BEGIN
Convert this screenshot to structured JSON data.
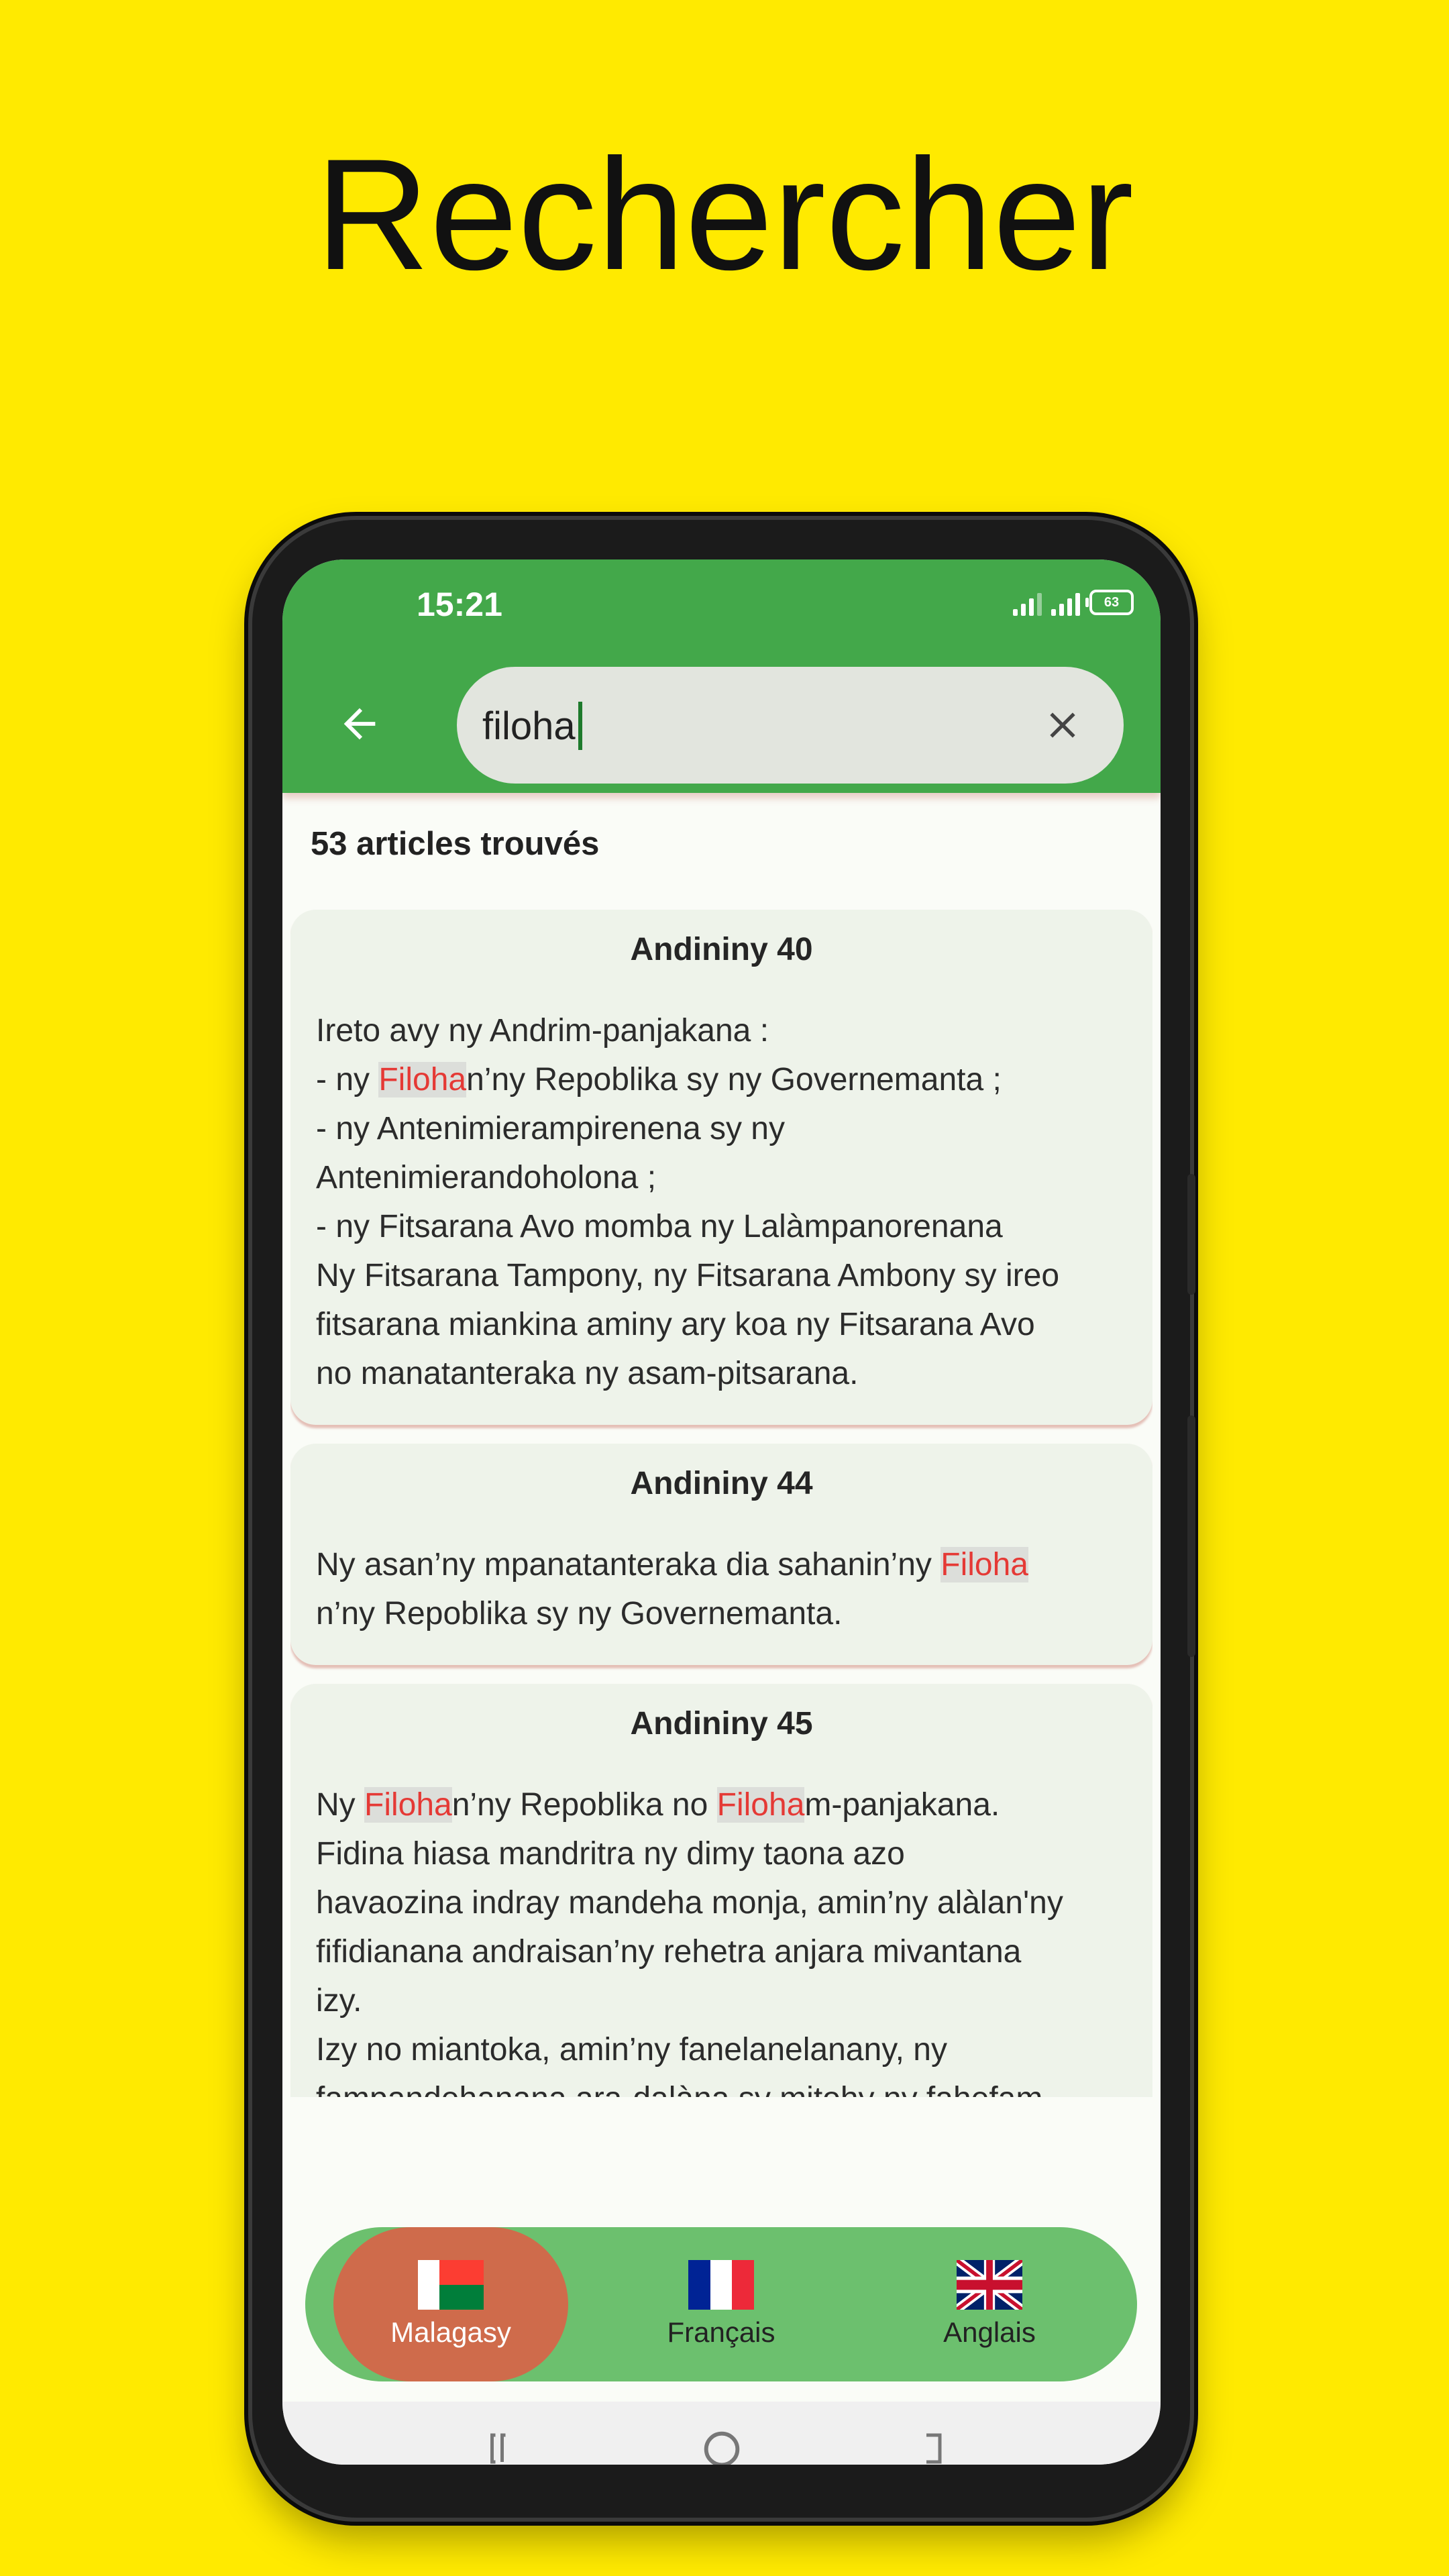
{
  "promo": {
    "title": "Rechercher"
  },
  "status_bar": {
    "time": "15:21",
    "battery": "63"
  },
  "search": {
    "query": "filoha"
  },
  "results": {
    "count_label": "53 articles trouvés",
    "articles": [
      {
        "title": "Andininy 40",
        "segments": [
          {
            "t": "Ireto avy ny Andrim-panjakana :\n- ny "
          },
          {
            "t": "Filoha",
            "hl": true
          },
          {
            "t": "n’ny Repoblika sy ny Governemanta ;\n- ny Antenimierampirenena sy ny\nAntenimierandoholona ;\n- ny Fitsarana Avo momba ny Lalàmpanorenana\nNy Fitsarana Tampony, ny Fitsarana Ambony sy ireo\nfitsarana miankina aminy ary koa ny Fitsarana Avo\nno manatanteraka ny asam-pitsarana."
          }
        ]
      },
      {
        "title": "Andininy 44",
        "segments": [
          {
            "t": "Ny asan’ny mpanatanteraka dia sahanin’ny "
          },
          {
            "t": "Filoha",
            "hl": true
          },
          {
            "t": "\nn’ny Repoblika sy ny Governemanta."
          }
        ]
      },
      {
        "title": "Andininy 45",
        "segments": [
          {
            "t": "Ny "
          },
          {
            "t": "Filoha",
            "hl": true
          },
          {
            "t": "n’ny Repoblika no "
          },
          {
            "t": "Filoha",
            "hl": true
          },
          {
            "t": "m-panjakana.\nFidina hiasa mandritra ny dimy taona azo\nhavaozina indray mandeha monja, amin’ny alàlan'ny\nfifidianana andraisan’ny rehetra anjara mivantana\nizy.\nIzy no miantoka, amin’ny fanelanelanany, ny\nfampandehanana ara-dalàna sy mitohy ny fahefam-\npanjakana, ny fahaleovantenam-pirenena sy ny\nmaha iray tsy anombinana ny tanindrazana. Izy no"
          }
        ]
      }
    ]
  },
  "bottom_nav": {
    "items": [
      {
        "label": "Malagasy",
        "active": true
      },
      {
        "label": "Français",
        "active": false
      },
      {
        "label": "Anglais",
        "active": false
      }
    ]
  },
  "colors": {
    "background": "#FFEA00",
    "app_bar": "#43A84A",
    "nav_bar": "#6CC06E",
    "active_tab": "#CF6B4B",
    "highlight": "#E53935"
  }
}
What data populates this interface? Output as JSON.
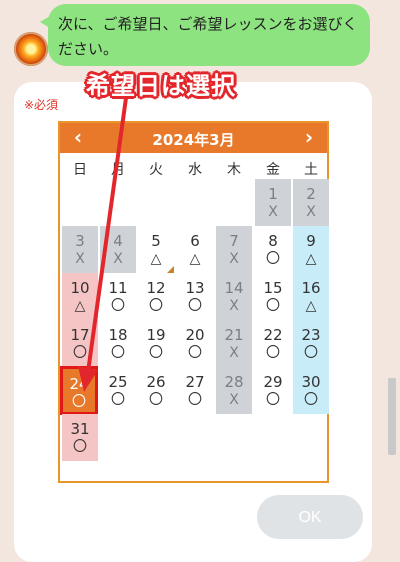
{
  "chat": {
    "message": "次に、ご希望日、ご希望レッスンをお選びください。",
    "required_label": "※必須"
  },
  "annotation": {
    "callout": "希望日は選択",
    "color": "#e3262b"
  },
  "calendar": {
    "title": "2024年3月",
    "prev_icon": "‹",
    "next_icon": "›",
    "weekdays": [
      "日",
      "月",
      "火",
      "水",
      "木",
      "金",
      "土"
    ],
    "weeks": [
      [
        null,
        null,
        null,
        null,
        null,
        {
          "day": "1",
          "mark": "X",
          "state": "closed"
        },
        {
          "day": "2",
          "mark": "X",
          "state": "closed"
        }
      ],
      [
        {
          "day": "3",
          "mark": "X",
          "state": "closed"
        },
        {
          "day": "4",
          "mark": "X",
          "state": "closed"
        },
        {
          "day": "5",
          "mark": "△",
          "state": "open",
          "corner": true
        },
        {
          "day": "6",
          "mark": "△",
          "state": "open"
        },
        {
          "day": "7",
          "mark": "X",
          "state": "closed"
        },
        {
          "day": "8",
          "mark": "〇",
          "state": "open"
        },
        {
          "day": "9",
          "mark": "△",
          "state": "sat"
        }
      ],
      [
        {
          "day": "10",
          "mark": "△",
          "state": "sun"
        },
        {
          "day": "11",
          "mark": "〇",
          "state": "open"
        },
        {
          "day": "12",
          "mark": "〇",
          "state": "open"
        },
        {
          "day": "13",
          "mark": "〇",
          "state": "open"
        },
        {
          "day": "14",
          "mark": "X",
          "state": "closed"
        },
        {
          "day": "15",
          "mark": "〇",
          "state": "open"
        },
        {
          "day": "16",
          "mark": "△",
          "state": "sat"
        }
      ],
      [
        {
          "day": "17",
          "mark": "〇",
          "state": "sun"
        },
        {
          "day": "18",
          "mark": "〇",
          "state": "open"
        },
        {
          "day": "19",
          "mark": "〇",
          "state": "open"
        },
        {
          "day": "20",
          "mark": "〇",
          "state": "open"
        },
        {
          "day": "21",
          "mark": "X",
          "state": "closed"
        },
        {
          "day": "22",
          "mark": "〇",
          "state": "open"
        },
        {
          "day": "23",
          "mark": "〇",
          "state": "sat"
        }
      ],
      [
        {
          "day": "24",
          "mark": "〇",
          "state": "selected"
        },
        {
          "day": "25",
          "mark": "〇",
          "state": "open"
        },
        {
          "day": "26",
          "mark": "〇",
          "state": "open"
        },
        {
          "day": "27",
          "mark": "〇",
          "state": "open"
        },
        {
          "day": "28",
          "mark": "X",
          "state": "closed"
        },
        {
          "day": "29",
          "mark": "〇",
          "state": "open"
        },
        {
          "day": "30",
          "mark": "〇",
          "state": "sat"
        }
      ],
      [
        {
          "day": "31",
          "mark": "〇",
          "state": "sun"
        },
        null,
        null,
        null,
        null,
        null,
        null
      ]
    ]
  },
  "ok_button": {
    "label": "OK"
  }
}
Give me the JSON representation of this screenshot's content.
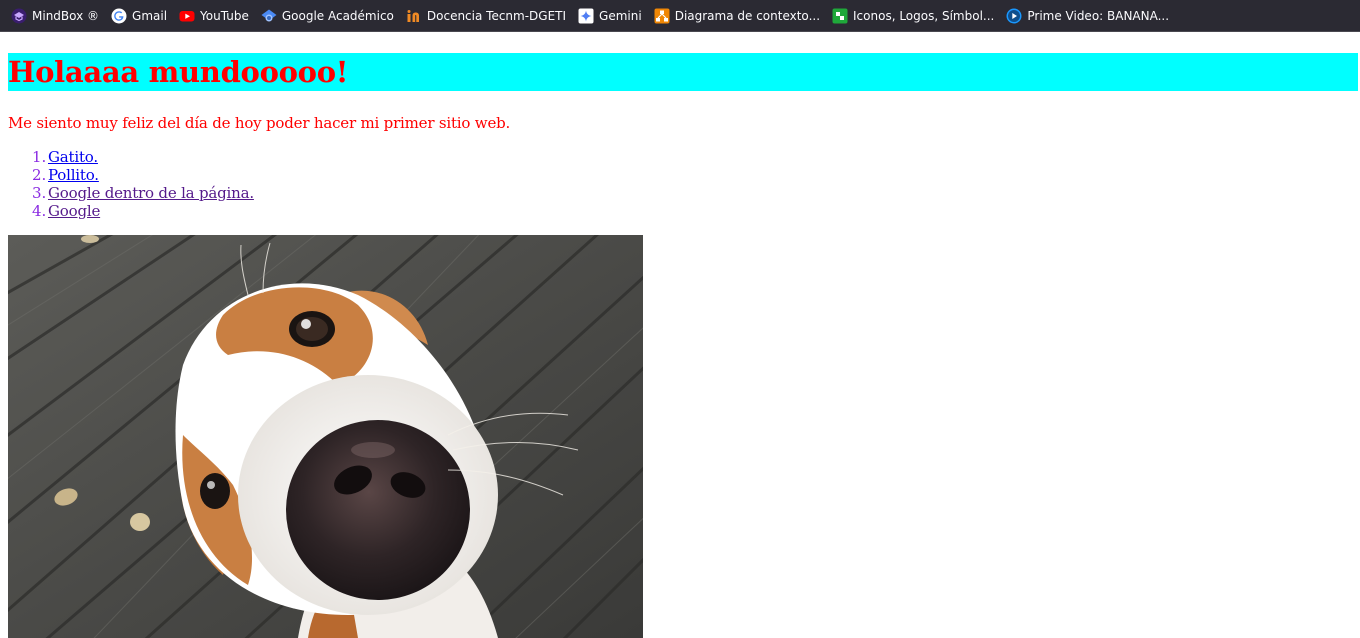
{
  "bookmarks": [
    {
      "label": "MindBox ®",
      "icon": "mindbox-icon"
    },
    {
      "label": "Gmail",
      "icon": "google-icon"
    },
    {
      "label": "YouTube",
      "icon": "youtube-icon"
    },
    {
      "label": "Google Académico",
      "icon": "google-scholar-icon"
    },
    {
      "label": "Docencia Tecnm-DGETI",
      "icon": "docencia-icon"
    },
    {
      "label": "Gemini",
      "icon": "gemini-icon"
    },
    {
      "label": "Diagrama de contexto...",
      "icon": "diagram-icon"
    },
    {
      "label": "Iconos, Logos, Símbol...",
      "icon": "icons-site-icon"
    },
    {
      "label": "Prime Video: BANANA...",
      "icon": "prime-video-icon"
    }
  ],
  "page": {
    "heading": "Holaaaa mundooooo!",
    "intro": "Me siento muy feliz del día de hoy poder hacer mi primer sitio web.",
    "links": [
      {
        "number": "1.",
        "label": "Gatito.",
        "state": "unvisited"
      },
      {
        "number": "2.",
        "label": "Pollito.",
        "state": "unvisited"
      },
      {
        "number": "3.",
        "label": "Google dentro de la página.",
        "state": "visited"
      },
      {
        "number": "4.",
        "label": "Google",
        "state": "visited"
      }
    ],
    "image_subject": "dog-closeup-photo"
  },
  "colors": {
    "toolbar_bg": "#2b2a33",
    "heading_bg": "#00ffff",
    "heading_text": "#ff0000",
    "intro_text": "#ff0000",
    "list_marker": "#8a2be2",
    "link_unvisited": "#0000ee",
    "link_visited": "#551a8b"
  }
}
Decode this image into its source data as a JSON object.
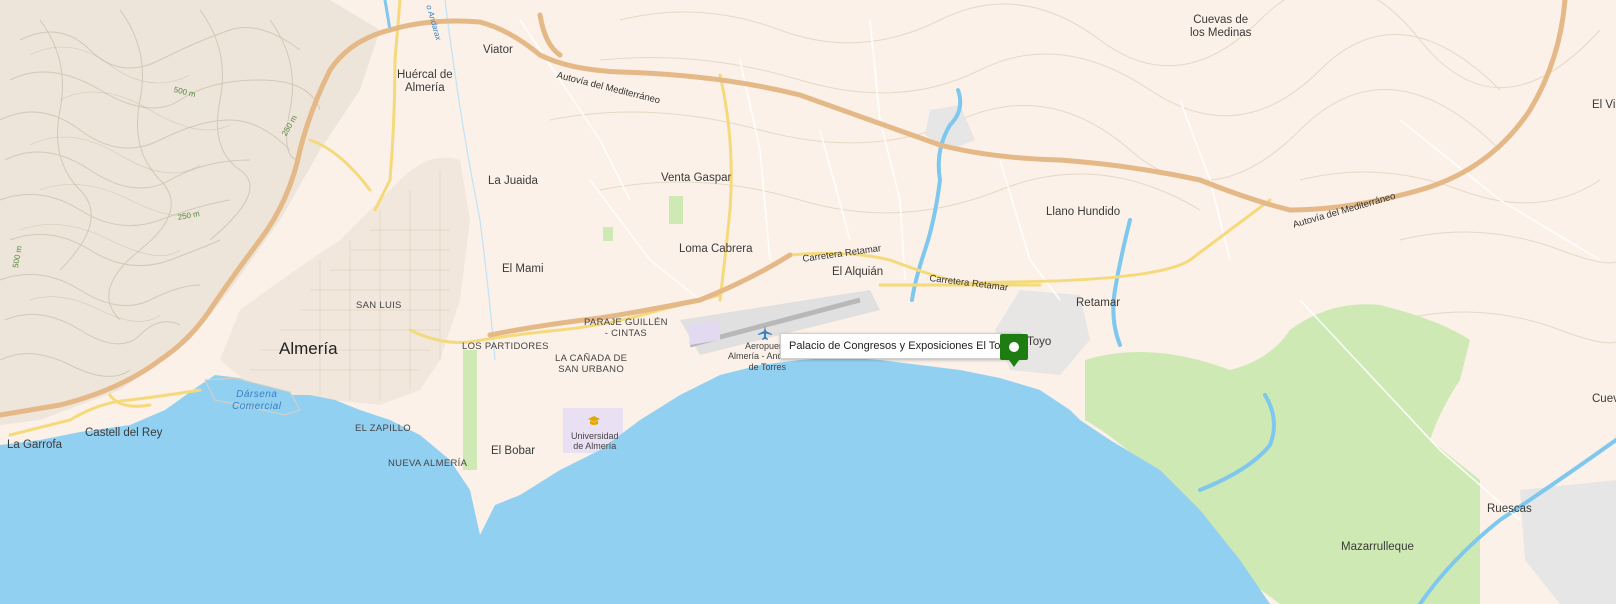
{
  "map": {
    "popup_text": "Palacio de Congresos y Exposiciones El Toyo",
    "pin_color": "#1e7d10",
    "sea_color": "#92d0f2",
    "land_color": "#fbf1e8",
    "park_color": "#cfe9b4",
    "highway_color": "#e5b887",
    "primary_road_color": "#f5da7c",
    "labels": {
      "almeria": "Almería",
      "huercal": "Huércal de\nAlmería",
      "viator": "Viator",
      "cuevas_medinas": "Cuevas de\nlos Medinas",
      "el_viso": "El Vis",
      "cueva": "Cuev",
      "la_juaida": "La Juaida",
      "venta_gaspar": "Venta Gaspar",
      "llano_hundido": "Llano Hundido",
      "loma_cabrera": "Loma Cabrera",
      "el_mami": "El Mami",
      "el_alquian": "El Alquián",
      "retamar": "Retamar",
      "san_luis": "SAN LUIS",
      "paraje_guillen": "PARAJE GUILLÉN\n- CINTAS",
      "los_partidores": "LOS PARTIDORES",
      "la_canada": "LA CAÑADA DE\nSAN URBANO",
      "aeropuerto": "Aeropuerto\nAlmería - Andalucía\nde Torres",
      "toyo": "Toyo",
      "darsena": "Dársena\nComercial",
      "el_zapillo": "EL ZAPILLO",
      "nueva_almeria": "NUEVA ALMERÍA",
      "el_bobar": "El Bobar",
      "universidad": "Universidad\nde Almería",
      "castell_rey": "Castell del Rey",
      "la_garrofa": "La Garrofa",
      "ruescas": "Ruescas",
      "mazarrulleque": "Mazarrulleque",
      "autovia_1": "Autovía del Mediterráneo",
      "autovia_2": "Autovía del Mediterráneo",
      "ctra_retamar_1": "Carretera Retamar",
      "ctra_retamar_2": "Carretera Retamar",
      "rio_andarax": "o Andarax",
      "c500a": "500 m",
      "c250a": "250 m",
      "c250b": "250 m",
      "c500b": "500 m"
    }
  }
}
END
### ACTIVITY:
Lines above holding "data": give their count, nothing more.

### TASK OUTPUT:
3